The bucket, which is narrow at the top to prevent water from splashing out, was traditionally made of tanned cowhide, but nowadays automobile tires and inner tubes are generally used. Until recently buckets made of palm leaves were used for removing dirt from wells under construction. A small horizontal cross, called čanbara or argī, is fastened to the mouth of the bucket by means of a rope, keeping it balanced. The čanbara is usually made of sorb (senjed) wood, which is light and water resistant. When the wheel has to be turned for a long time a back support is provided, so that one or two people can sit and pedal easily; this kind of čarḵ usually also has wider paddles to facilitate the turning. A slightly more developed version of the čarḵ-e čāh, which may consist of one or two rotating cylinders, is today commonly used in irrigation but was formerly also used to provide water for public baths. Each bucket is attached to the harness of a work animal (a bull or a horse) by two ropes, one slightly shorter than the other; to raise the bucket the animal moves away down a slope, called gowrow (from gāv-row), thus pulling the longer rope to turn the wheel and raise the bucket. When it has reached the limit of this rope the shorter rope tips the bucket so that the water flows out into a basin (ḥawż).
Before the introduction of modern machinery for irrigation and water supply small čarḵs, or dūl-ābs, of this kind were common features of Iranian gardens and courtyards in regions where the absence of qanāts and running water made wells indispensable. (Other kinds of water wheels were also used to draw water from rivers or streams for irrigation.) The wide geographical distribution of this device is clear from the use of the term dūlāb as a name for numerous villages in Iran. Yāqūt (Boldān II, pp. 622-24) mentions villages called Dūlāb near Baghdad, Marv, Ray, and Ahvāz, and Dehḵodā (s.v.) mentions modern villages around Tehran, Zanjān, Sanandaj, Bandar-e ʿAbbās, Ahvāz, and Yazd. The earliest occurrence of the name is probably in Ṭabarī (II, p. 581), where Dūlāb in Ḵūzestān is mentioned as a place where a major battle took place; according to Ebn Ḵordāḏbeh (p. 194) it lay at 2 farsaḵs from Sūq al-Ahwāz (Yāqūt, II, p. 622, has 4 farsaḵs). Moqaddasī (pp. 51, 360, 373, 420) refers to Dūlāb in Gīlān as the center of Jīl (see also Ḥodūd al-ʿālam, tr. Minorsky, p. 137). Dūlāb is also used in similes in the poetry of Nāṣer-e Ḵosrow; Ḵāqānī, Masʿūd-e Saʿd, Saʿdī and others (see Dehḵodā, s.v.)

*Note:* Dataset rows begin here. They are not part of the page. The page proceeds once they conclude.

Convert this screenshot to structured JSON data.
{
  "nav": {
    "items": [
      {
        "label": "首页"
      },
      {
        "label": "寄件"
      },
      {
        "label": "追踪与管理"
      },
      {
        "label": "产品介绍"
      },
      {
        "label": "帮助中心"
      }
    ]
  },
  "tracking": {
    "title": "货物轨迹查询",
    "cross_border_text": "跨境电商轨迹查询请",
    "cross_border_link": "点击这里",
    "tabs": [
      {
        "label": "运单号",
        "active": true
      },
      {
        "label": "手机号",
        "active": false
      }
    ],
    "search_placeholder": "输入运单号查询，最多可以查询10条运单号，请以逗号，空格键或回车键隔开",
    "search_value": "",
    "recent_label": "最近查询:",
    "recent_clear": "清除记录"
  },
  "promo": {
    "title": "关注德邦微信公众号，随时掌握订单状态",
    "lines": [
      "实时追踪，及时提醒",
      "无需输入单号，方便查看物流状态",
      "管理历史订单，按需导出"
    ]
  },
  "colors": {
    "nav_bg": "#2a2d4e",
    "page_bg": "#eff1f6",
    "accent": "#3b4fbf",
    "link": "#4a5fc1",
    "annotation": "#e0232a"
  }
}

See also KĀRIZ.
Given in the text. See also Wulff, Crafts, pp. 109-10 with fig. 161, 258 with fig. 343.
Originally Published: December 15, 1990
Last Updated: December 15, 1990
This article is available in print.
Vol. IV, Fasc. 7, p. 816